Skip to main content

‘Lost continent’ found lurking under Mauritius (hindu, )

Scientists have confirmed the existence of a “lost continent” under the Indian Ocean island of Mauritius that was left over by the breakup of the supercontinent, Gondwana, which started about 200 million years ago.

The piece of crust, which was subsequently covered by young lava during volcanic eruptions on the island, seems to be a tiny piece of ancient continent, which broke off from the island of Madagascar, when Africa, India, Australia and Antarctica split up and formed the Indian Ocean.

“We are studying the breakup process of the continents, in order to understand the geological history of the planet,” said Prof. Lewis Ashwal from University of the Witwatersrand in South Africa.

By studying the mineral, zircon, found in rocks spewed up by lava during volcanic eruptions, Prof. Ashwal and his colleagues have found that remnants of this mineral were far too old to belong on the island of Mauritius.

“Earth is made up of two parts — continents, which are old, and oceans, which are ‘young’. On the continents you find rocks that are over four billion years old, but you find nothing like that in the oceans, as this is where new rocks are formed,” said Prof. Ashwal.
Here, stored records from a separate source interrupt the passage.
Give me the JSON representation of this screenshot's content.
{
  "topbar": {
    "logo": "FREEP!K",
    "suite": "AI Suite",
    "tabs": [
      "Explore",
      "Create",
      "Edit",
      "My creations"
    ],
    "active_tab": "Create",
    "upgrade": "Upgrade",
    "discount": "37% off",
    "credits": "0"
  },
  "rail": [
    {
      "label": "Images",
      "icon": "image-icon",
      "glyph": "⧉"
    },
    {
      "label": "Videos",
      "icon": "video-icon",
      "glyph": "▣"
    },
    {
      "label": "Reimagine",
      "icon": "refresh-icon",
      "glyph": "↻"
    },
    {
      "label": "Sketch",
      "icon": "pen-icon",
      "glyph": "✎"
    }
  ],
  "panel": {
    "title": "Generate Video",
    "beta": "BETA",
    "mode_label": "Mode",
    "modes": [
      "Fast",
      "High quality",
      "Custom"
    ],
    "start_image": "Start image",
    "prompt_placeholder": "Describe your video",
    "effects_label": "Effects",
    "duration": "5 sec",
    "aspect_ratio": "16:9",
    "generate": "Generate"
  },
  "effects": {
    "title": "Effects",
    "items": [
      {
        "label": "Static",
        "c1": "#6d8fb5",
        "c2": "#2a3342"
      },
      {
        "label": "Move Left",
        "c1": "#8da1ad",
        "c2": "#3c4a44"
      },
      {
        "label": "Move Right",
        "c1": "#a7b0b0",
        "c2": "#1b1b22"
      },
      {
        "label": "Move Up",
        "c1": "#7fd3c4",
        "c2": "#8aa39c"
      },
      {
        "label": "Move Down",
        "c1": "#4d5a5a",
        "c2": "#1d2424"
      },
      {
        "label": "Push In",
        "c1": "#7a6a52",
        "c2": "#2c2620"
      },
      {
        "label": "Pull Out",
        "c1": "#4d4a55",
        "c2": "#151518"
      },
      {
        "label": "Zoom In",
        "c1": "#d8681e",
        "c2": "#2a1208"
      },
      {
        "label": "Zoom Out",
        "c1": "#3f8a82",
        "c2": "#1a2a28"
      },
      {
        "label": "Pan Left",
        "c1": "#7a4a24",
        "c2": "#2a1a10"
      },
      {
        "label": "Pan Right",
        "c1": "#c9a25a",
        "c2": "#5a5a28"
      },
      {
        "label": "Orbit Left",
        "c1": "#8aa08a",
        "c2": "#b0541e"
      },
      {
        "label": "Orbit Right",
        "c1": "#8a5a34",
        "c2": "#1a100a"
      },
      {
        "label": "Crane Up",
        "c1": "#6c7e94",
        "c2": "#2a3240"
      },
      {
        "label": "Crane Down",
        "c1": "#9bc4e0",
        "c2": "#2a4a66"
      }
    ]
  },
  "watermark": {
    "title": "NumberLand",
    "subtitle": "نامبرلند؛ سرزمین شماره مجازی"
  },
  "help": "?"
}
“Mauritius is an island, and there is no rock older than nine million years old on the island. However, by studying the rocks on the island, we have found zircons that are as old as three billion years,” he said.

Zircons are minerals that occur mainly in granites from the continents. They contain trace amounts of uranium, thorium and lead, and due to the fact that they survive geological process very well, they contain a rich record of geological processes and can be dated extremely accurately.

“The fact that we have found zircons of this age proves that there are much older crustal materials under Mauritius that could only have originated from a continent,” said Prof. Ashwal.

This is not the first time that zircons that are billions of years old have been found on the island. A study done in 2013 has found traces of the mineral in beach sand.

However, this study received some criticism, including that the mineral could have been either blown in by the wind, or carried in on vehicle tyres or scientists’ shoes.

“The fact that we found the ancient zircons in rock (six-million-year-old trachyte), corroborates the previous study and refutes any suggestion of wind-blown, wave-transported or pumice-rafted zircons for explaining the earlier results,” said Prof. Ashwal.

He suggests that there are many pieces of various sizes of “undiscovered continent”, collectively called “Mauritia”, spread over the Indian Ocean, left over by the breakup of Gondwanaland.

“According to the new results, this breakup did not involve a simple splitting of the ancient super-continent of Gondwana, but rather, a complex splintering took place with fragments of continental crust of variable sizes left adrift within the evolving Indian Ocean basin,” Prof. Ashwal added.

Comments

Popular posts from this blog

Cloud seeding

Demonstrating the function of the flare rack that carries silver iodide for cloud-seeding through an aircraft. 
Water is essential for life on the earth. Precipitation from the skies is the only source for it. India and the rest of Asia are dependent on the monsoons for rains. While the South West Monsoon is the main source for India as a whole, Tamil Nadu and coastal areas of South Andhra Pradesh get the benefit of the North East Monsoon, which is just a less dependable beat on the reversal of the South West Monsoon winds.

SC asks Centre to strike a balance on Rohingya issue (.hindu)

Supreme Court orally indicates that the government should not deport Rohingya “now” as the Centre prevails over it to not record any such views in its formal order, citing “international ramifications”.

The Supreme Court on Friday came close to ordering the government not to deport the Rohingya.

It finally settled on merely observing that a balance should be struck between humanitarian concern for the community and the country's national security and economic interests.

The court was hearing a bunch of petitions, one filed by persons within the Rohingya community, against a proposed move to deport over 40,000 Rohingya refugees. A three-judge Bench, led by Chief Justice of India Dipak Misra, began by orally indicating that the government should not deport Rohingya “now”, but the government prevailed on the court to not pass any formal order, citing “international ramifications”. With this, the status quo continues even though the court gave the community liberty to approach it in …

India’s criminal wastage: over 10 million works under MGNREGA incomplete or abandoned (hindu)

In the last three and half years, the rate of work completion under the Mahatma Gandhi National Rural Employment Guarantee Act (MGNREGA) has drastically declined, leading to wastage of public money and leaving villages more prone to drought. This could also be a reason for people moving out of the programme.

At a time when more than one-third of India’s districts are reeling under a drought-like situation due to deficit rainfall, here comes another bad news. The works started under the MGNREGA—close to 80 per cent related to water conservation, irrigation and land development—are increasingly not being completed or in practice, abandoned.

Going by the data (as on October 12) in the Ministry of Rural Development’s website, which tracks progress of MGNREGA through a comprehensive MIS, 10.4 million works have not been completed since April 2014. In the last three and half years, 39.7 million works were started under the programme. Going by the stipulation under the programme, close to 7…